**WHAT THE EXERCISE ASKS**
All lines with the word "screenshot" in the material below are required.

>>>>

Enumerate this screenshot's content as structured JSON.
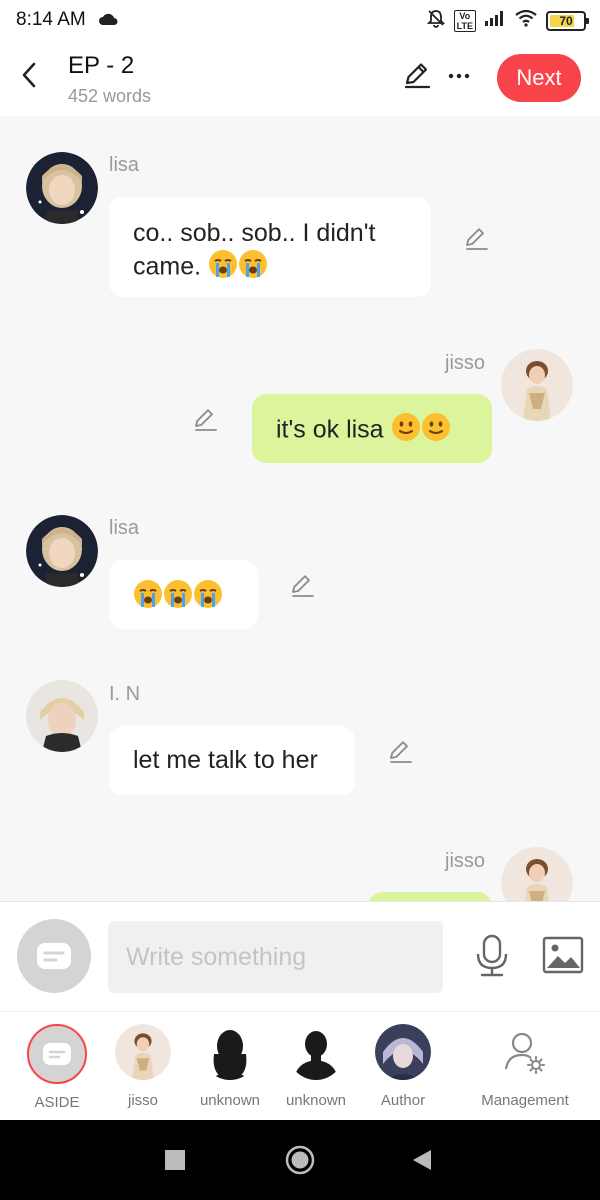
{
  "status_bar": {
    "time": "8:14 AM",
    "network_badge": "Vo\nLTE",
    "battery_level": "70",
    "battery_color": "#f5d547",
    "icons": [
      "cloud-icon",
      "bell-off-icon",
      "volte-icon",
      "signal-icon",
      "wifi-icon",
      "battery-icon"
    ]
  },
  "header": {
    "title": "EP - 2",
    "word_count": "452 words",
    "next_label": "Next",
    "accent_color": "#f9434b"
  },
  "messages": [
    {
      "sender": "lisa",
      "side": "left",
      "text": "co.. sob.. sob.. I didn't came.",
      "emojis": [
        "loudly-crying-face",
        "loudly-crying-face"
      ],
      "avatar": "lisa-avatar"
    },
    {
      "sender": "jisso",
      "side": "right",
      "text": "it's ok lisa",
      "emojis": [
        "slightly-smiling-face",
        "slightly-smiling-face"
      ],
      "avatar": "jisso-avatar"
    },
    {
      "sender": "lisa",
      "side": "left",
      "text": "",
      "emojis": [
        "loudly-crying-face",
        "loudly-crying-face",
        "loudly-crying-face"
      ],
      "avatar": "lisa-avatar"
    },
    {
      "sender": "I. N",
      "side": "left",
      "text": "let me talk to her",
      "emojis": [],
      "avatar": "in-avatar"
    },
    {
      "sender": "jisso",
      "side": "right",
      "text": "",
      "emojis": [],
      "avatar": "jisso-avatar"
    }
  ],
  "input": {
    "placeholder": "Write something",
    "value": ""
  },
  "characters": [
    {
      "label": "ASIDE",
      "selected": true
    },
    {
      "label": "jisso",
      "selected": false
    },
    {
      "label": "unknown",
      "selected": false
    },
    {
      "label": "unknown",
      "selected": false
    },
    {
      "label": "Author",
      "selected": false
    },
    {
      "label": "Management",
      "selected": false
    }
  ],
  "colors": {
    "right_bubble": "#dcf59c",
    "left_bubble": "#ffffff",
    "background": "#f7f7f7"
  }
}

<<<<
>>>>

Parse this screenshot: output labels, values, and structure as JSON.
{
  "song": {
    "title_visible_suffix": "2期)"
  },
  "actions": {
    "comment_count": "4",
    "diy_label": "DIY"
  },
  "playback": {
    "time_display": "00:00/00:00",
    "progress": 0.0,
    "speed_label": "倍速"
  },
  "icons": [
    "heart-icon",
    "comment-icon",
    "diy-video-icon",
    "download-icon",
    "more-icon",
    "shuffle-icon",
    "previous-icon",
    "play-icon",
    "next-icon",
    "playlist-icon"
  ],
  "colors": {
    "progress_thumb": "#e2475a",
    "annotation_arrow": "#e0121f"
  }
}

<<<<

**SOLUTION TO THIS EXERCISE**
Enumerate this screenshot's content as structured JSON.
Parse this screenshot: output labels, values, and structure as JSON.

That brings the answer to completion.